[Entries from a dataset of interfaces]
------------------------------
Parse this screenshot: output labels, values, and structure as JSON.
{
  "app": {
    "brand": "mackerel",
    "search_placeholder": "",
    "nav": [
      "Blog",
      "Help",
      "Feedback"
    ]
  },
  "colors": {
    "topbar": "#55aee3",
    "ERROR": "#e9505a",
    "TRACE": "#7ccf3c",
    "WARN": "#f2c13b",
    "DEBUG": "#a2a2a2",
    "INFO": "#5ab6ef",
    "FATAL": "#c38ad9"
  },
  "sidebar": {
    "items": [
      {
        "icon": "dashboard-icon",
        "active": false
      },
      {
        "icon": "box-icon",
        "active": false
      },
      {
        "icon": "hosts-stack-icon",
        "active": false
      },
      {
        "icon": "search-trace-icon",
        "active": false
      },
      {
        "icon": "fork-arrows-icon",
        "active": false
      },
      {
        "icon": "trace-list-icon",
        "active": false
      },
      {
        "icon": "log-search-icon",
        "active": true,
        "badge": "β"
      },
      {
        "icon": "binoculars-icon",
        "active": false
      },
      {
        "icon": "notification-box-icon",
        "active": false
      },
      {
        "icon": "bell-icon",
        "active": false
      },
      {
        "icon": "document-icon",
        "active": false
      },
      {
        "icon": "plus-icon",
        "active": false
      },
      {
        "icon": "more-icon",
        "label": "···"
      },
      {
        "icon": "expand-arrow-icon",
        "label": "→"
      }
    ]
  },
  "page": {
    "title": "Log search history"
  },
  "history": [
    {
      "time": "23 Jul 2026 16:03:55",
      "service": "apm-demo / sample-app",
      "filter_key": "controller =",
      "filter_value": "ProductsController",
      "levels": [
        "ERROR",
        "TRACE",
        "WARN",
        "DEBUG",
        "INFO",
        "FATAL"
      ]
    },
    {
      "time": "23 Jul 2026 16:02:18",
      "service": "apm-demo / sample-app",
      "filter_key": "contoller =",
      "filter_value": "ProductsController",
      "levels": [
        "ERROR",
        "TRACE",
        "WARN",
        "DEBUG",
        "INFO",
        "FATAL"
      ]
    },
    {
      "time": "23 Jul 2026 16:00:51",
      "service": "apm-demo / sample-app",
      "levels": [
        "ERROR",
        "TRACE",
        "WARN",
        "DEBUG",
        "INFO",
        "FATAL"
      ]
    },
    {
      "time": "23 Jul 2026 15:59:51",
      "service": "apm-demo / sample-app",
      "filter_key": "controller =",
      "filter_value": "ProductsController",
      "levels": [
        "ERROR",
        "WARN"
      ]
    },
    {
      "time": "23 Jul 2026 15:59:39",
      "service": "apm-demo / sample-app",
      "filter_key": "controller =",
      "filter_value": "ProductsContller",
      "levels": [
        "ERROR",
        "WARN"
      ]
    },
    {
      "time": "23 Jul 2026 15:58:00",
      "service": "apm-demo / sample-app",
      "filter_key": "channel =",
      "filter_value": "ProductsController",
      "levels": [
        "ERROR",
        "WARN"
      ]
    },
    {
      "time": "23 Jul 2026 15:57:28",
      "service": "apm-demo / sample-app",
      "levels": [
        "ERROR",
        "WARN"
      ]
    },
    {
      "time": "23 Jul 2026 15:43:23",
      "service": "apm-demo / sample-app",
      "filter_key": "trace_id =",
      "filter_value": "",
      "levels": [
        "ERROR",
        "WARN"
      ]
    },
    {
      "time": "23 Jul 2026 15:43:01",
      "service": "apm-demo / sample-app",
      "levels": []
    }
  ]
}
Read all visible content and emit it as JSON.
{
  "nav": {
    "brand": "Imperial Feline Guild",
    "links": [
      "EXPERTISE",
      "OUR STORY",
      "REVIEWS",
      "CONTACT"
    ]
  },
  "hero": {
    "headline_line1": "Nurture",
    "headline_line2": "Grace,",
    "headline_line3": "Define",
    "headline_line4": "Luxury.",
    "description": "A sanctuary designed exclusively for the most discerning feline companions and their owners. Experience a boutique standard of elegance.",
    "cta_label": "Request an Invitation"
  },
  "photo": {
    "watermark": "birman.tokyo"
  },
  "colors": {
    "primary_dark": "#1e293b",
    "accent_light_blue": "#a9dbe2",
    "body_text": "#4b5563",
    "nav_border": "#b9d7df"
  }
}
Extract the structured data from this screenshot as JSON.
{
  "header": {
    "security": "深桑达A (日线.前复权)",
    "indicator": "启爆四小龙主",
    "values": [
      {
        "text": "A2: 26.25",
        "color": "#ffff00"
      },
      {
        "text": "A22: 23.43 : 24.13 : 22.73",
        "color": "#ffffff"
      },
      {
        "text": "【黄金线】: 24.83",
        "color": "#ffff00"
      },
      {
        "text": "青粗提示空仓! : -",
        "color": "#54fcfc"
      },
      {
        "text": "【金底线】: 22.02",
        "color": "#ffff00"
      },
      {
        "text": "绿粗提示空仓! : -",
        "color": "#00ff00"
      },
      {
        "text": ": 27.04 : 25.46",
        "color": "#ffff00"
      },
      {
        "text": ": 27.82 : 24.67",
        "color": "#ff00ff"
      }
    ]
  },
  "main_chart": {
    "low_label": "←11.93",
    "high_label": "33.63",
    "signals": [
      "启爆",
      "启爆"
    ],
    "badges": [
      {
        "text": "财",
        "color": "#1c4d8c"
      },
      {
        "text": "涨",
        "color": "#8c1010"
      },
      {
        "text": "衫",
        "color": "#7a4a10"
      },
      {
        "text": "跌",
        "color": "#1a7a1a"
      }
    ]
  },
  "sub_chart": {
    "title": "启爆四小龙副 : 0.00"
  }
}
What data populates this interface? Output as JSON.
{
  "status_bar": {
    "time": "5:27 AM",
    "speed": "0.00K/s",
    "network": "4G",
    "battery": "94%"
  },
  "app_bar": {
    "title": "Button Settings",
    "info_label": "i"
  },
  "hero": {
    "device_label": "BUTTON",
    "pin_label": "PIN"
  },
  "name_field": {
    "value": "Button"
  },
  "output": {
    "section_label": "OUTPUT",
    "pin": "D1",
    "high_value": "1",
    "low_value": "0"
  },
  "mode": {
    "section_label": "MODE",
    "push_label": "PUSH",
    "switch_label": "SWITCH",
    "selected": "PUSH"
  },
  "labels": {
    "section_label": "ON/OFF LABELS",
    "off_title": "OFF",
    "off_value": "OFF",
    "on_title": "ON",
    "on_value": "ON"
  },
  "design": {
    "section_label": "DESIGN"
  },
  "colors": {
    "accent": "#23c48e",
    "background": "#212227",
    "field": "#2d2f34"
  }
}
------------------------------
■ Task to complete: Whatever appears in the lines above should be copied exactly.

■ Exercise result:
Parse this screenshot: output labels, values, and structure as JSON.
{
  "app": {
    "brand": "mackerel",
    "search_placeholder": "",
    "nav": [
      "Blog",
      "Help",
      "Feedback"
    ]
  },
  "colors": {
    "topbar": "#55aee3",
    "ERROR": "#e9505a",
    "TRACE": "#7ccf3c",
    "WARN": "#f2c13b",
    "DEBUG": "#a2a2a2",
    "INFO": "#5ab6ef",
    "FATAL": "#c38ad9"
  },
  "sidebar": {
    "items": [
      {
        "icon": "dashboard-icon",
        "active": false
      },
      {
        "icon": "box-icon",
        "active": false
      },
      {
        "icon": "hosts-stack-icon",
        "active": false
      },
      {
        "icon": "search-trace-icon",
        "active": false
      },
      {
        "icon": "fork-arrows-icon",
        "active": false
      },
      {
        "icon": "trace-list-icon",
        "active": false
      },
      {
        "icon": "log-search-icon",
        "active": true,
        "badge": "β"
      },
      {
        "icon": "binoculars-icon",
        "active": false
      },
      {
        "icon": "notification-box-icon",
        "active": false
      },
      {
        "icon": "bell-icon",
        "active": false
      },
      {
        "icon": "document-icon",
        "active": false
      },
      {
        "icon": "plus-icon",
        "active": false
      },
      {
        "icon": "more-icon",
        "label": "···"
      },
      {
        "icon": "expand-arrow-icon",
        "label": "→"
      }
    ]
  },
  "page": {
    "title": "Log search history"
  },
  "history": [
    {
      "time": "23 Jul 2026 16:03:55",
      "service": "apm-demo / sample-app",
      "filter_key": "controller =",
      "filter_value": "ProductsController",
      "levels": [
        "ERROR",
        "TRACE",
        "WARN",
        "DEBUG",
        "INFO",
        "FATAL"
      ]
    },
    {
      "time": "23 Jul 2026 16:02:18",
      "service": "apm-demo / sample-app",
      "filter_key": "contoller =",
      "filter_value": "ProductsController",
      "levels": [
        "ERROR",
        "TRACE",
        "WARN",
        "DEBUG",
        "INFO",
        "FATAL"
      ]
    },
    {
      "time": "23 Jul 2026 16:00:51",
      "service": "apm-demo / sample-app",
      "levels": [
        "ERROR",
        "TRACE",
        "WARN",
        "DEBUG",
        "INFO",
        "FATAL"
      ]
    },
    {
      "time": "23 Jul 2026 15:59:51",
      "service": "apm-demo / sample-app",
      "filter_key": "controller =",
      "filter_value": "ProductsController",
      "levels": [
        "ERROR",
        "WARN"
      ]
    },
    {
      "time": "23 Jul 2026 15:59:39",
      "service": "apm-demo / sample-app",
      "filter_key": "controller =",
      "filter_value": "ProductsContller",
      "levels": [
        "ERROR",
        "WARN"
      ]
    },
    {
      "time": "23 Jul 2026 15:58:00",
      "service": "apm-demo / sample-app",
      "filter_key": "channel =",
      "filter_value": "ProductsController",
      "levels": [
        "ERROR",
        "WARN"
      ]
    },
    {
      "time": "23 Jul 2026 15:57:28",
      "service": "apm-demo / sample-app",
      "levels": [
        "ERROR",
        "WARN"
      ]
    },
    {
      "time": "23 Jul 2026 15:43:23",
      "service": "apm-demo / sample-app",
      "filter_key": "trace_id =",
      "filter_value": "",
      "levels": [
        "ERROR",
        "WARN"
      ]
    },
    {
      "time": "23 Jul 2026 15:43:01",
      "service": "apm-demo / sample-app",
      "levels": []
    }
  ]
}
Read all visible content and emit it as JSON.
{
  "nav": {
    "brand": "Imperial Feline Guild",
    "links": [
      "EXPERTISE",
      "OUR STORY",
      "REVIEWS",
      "CONTACT"
    ]
  },
  "hero": {
    "headline_line1": "Nurture",
    "headline_line2": "Grace,",
    "headline_line3": "Define",
    "headline_line4": "Luxury.",
    "description": "A sanctuary designed exclusively for the most discerning feline companions and their owners. Experience a boutique standard of elegance.",
    "cta_label": "Request an Invitation"
  },
  "photo": {
    "watermark": "birman.tokyo"
  },
  "colors": {
    "primary_dark": "#1e293b",
    "accent_light_blue": "#a9dbe2",
    "body_text": "#4b5563",
    "nav_border": "#b9d7df"
  }
}
Extract the structured data from this screenshot as JSON.
{
  "header": {
    "security": "深桑达A (日线.前复权)",
    "indicator": "启爆四小龙主",
    "values": [
      {
        "text": "A2: 26.25",
        "color": "#ffff00"
      },
      {
        "text": "A22: 23.43 : 24.13 : 22.73",
        "color": "#ffffff"
      },
      {
        "text": "【黄金线】: 24.83",
        "color": "#ffff00"
      },
      {
        "text": "青粗提示空仓! : -",
        "color": "#54fcfc"
      },
      {
        "text": "【金底线】: 22.02",
        "color": "#ffff00"
      },
      {
        "text": "绿粗提示空仓! : -",
        "color": "#00ff00"
      },
      {
        "text": ": 27.04 : 25.46",
        "color": "#ffff00"
      },
      {
        "text": ": 27.82 : 24.67",
        "color": "#ff00ff"
      }
    ]
  },
  "main_chart": {
    "low_label": "←11.93",
    "high_label": "33.63",
    "signals": [
      "启爆",
      "启爆"
    ],
    "badges": [
      {
        "text": "财",
        "color": "#1c4d8c"
      },
      {
        "text": "涨",
        "color": "#8c1010"
      },
      {
        "text": "衫",
        "color": "#7a4a10"
      },
      {
        "text": "跌",
        "color": "#1a7a1a"
      }
    ]
  },
  "sub_chart": {
    "title": "启爆四小龙副 : 0.00"
  }
}
What data populates this interface? Output as JSON.
{
  "status_bar": {
    "time": "5:27 AM",
    "speed": "0.00K/s",
    "network": "4G",
    "battery": "94%"
  },
  "app_bar": {
    "title": "Button Settings",
    "info_label": "i"
  },
  "hero": {
    "device_label": "BUTTON",
    "pin_label": "PIN"
  },
  "name_field": {
    "value": "Button"
  },
  "output": {
    "section_label": "OUTPUT",
    "pin": "D1",
    "high_value": "1",
    "low_value": "0"
  },
  "mode": {
    "section_label": "MODE",
    "push_label": "PUSH",
    "switch_label": "SWITCH",
    "selected": "PUSH"
  },
  "labels": {
    "section_label": "ON/OFF LABELS",
    "off_title": "OFF",
    "off_value": "OFF",
    "on_title": "ON",
    "on_value": "ON"
  },
  "design": {
    "section_label": "DESIGN"
  },
  "colors": {
    "accent": "#23c48e",
    "background": "#212227",
    "field": "#2d2f34"
  }
}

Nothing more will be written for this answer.